Material provided:
# # # # #
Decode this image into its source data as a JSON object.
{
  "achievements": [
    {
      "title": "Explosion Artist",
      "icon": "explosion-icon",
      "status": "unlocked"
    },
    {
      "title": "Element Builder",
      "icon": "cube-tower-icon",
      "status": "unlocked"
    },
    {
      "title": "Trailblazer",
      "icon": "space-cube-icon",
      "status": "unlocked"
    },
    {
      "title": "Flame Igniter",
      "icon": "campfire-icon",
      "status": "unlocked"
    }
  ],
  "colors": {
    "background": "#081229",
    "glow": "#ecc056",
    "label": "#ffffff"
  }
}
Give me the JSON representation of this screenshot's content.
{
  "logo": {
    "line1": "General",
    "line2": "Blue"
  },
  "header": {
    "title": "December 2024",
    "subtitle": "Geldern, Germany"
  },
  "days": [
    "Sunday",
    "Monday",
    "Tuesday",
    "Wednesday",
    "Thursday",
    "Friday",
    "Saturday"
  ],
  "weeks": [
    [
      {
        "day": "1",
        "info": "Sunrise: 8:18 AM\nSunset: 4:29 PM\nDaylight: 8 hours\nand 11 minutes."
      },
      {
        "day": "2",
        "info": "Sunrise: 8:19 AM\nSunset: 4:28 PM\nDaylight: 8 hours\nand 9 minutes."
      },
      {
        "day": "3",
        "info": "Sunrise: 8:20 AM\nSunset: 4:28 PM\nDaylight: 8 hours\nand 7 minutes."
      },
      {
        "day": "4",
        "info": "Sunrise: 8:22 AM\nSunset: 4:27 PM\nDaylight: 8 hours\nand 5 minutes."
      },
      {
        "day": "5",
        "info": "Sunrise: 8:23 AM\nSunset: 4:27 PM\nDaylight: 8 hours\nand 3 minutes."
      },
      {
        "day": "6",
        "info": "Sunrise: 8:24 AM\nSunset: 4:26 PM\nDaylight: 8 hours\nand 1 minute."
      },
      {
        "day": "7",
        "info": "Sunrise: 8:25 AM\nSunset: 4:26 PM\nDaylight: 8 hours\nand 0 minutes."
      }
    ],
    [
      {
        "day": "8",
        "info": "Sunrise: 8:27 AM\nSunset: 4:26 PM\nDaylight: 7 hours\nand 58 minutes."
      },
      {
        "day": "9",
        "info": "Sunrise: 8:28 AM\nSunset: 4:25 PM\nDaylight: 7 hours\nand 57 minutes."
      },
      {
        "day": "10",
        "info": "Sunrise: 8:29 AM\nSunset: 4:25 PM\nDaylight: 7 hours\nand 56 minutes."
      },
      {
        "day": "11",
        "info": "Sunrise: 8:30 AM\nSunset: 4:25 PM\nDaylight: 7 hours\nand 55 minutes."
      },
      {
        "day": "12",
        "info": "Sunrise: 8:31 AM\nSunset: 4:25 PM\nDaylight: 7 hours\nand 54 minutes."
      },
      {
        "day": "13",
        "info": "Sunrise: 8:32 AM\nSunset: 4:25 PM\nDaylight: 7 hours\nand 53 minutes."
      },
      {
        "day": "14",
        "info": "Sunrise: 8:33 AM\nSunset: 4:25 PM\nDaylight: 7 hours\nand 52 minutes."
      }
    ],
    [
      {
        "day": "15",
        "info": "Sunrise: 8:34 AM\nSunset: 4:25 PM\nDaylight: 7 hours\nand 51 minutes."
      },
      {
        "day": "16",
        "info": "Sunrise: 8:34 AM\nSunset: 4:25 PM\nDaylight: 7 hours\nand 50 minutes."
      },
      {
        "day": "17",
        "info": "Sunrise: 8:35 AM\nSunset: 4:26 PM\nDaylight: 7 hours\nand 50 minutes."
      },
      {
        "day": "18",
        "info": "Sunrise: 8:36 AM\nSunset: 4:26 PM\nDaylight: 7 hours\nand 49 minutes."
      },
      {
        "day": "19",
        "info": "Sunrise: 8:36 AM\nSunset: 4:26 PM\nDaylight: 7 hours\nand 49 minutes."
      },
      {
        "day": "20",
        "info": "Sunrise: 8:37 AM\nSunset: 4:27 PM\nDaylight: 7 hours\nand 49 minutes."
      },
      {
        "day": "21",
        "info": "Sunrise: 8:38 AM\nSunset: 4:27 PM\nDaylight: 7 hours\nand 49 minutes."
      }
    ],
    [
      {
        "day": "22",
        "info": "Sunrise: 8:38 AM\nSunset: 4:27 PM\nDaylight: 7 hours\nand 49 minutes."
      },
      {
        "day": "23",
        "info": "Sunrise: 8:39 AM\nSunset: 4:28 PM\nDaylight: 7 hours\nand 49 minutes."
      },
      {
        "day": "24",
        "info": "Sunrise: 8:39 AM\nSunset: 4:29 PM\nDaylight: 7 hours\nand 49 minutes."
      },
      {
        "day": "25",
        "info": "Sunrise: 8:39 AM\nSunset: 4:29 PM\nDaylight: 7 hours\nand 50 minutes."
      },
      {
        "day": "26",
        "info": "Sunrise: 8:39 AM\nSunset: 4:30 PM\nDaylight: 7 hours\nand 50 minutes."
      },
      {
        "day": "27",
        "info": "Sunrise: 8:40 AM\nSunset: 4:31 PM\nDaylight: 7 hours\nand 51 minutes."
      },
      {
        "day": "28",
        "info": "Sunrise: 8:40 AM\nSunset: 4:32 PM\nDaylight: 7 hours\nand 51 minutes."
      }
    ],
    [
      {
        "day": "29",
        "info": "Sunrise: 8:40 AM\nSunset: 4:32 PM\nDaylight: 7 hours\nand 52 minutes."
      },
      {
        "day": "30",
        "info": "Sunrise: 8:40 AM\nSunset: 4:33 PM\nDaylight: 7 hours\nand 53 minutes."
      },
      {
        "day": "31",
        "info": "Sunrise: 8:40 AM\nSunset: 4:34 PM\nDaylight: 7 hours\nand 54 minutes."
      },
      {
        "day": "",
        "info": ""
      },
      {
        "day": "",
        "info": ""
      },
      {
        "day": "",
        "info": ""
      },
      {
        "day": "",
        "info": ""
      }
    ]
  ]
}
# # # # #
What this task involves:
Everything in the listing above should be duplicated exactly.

Answer to the exercise:
Decode this image into its source data as a JSON object.
{
  "achievements": [
    {
      "title": "Explosion Artist",
      "icon": "explosion-icon",
      "status": "unlocked"
    },
    {
      "title": "Element Builder",
      "icon": "cube-tower-icon",
      "status": "unlocked"
    },
    {
      "title": "Trailblazer",
      "icon": "space-cube-icon",
      "status": "unlocked"
    },
    {
      "title": "Flame Igniter",
      "icon": "campfire-icon",
      "status": "unlocked"
    }
  ],
  "colors": {
    "background": "#081229",
    "glow": "#ecc056",
    "label": "#ffffff"
  }
}
Give me the JSON representation of this screenshot's content.
{
  "logo": {
    "line1": "General",
    "line2": "Blue"
  },
  "header": {
    "title": "December 2024",
    "subtitle": "Geldern, Germany"
  },
  "days": [
    "Sunday",
    "Monday",
    "Tuesday",
    "Wednesday",
    "Thursday",
    "Friday",
    "Saturday"
  ],
  "weeks": [
    [
      {
        "day": "1",
        "info": "Sunrise: 8:18 AM\nSunset: 4:29 PM\nDaylight: 8 hours\nand 11 minutes."
      },
      {
        "day": "2",
        "info": "Sunrise: 8:19 AM\nSunset: 4:28 PM\nDaylight: 8 hours\nand 9 minutes."
      },
      {
        "day": "3",
        "info": "Sunrise: 8:20 AM\nSunset: 4:28 PM\nDaylight: 8 hours\nand 7 minutes."
      },
      {
        "day": "4",
        "info": "Sunrise: 8:22 AM\nSunset: 4:27 PM\nDaylight: 8 hours\nand 5 minutes."
      },
      {
        "day": "5",
        "info": "Sunrise: 8:23 AM\nSunset: 4:27 PM\nDaylight: 8 hours\nand 3 minutes."
      },
      {
        "day": "6",
        "info": "Sunrise: 8:24 AM\nSunset: 4:26 PM\nDaylight: 8 hours\nand 1 minute."
      },
      {
        "day": "7",
        "info": "Sunrise: 8:25 AM\nSunset: 4:26 PM\nDaylight: 8 hours\nand 0 minutes."
      }
    ],
    [
      {
        "day": "8",
        "info": "Sunrise: 8:27 AM\nSunset: 4:26 PM\nDaylight: 7 hours\nand 58 minutes."
      },
      {
        "day": "9",
        "info": "Sunrise: 8:28 AM\nSunset: 4:25 PM\nDaylight: 7 hours\nand 57 minutes."
      },
      {
        "day": "10",
        "info": "Sunrise: 8:29 AM\nSunset: 4:25 PM\nDaylight: 7 hours\nand 56 minutes."
      },
      {
        "day": "11",
        "info": "Sunrise: 8:30 AM\nSunset: 4:25 PM\nDaylight: 7 hours\nand 55 minutes."
      },
      {
        "day": "12",
        "info": "Sunrise: 8:31 AM\nSunset: 4:25 PM\nDaylight: 7 hours\nand 54 minutes."
      },
      {
        "day": "13",
        "info": "Sunrise: 8:32 AM\nSunset: 4:25 PM\nDaylight: 7 hours\nand 53 minutes."
      },
      {
        "day": "14",
        "info": "Sunrise: 8:33 AM\nSunset: 4:25 PM\nDaylight: 7 hours\nand 52 minutes."
      }
    ],
    [
      {
        "day": "15",
        "info": "Sunrise: 8:34 AM\nSunset: 4:25 PM\nDaylight: 7 hours\nand 51 minutes."
      },
      {
        "day": "16",
        "info": "Sunrise: 8:34 AM\nSunset: 4:25 PM\nDaylight: 7 hours\nand 50 minutes."
      },
      {
        "day": "17",
        "info": "Sunrise: 8:35 AM\nSunset: 4:26 PM\nDaylight: 7 hours\nand 50 minutes."
      },
      {
        "day": "18",
        "info": "Sunrise: 8:36 AM\nSunset: 4:26 PM\nDaylight: 7 hours\nand 49 minutes."
      },
      {
        "day": "19",
        "info": "Sunrise: 8:36 AM\nSunset: 4:26 PM\nDaylight: 7 hours\nand 49 minutes."
      },
      {
        "day": "20",
        "info": "Sunrise: 8:37 AM\nSunset: 4:27 PM\nDaylight: 7 hours\nand 49 minutes."
      },
      {
        "day": "21",
        "info": "Sunrise: 8:38 AM\nSunset: 4:27 PM\nDaylight: 7 hours\nand 49 minutes."
      }
    ],
    [
      {
        "day": "22",
        "info": "Sunrise: 8:38 AM\nSunset: 4:27 PM\nDaylight: 7 hours\nand 49 minutes."
      },
      {
        "day": "23",
        "info": "Sunrise: 8:39 AM\nSunset: 4:28 PM\nDaylight: 7 hours\nand 49 minutes."
      },
      {
        "day": "24",
        "info": "Sunrise: 8:39 AM\nSunset: 4:29 PM\nDaylight: 7 hours\nand 49 minutes."
      },
      {
        "day": "25",
        "info": "Sunrise: 8:39 AM\nSunset: 4:29 PM\nDaylight: 7 hours\nand 50 minutes."
      },
      {
        "day": "26",
        "info": "Sunrise: 8:39 AM\nSunset: 4:30 PM\nDaylight: 7 hours\nand 50 minutes."
      },
      {
        "day": "27",
        "info": "Sunrise: 8:40 AM\nSunset: 4:31 PM\nDaylight: 7 hours\nand 51 minutes."
      },
      {
        "day": "28",
        "info": "Sunrise: 8:40 AM\nSunset: 4:32 PM\nDaylight: 7 hours\nand 51 minutes."
      }
    ],
    [
      {
        "day": "29",
        "info": "Sunrise: 8:40 AM\nSunset: 4:32 PM\nDaylight: 7 hours\nand 52 minutes."
      },
      {
        "day": "30",
        "info": "Sunrise: 8:40 AM\nSunset: 4:33 PM\nDaylight: 7 hours\nand 53 minutes."
      },
      {
        "day": "31",
        "info": "Sunrise: 8:40 AM\nSunset: 4:34 PM\nDaylight: 7 hours\nand 54 minutes."
      },
      {
        "day": "",
        "info": ""
      },
      {
        "day": "",
        "info": ""
      },
      {
        "day": "",
        "info": ""
      },
      {
        "day": "",
        "info": ""
      }
    ]
  ]
}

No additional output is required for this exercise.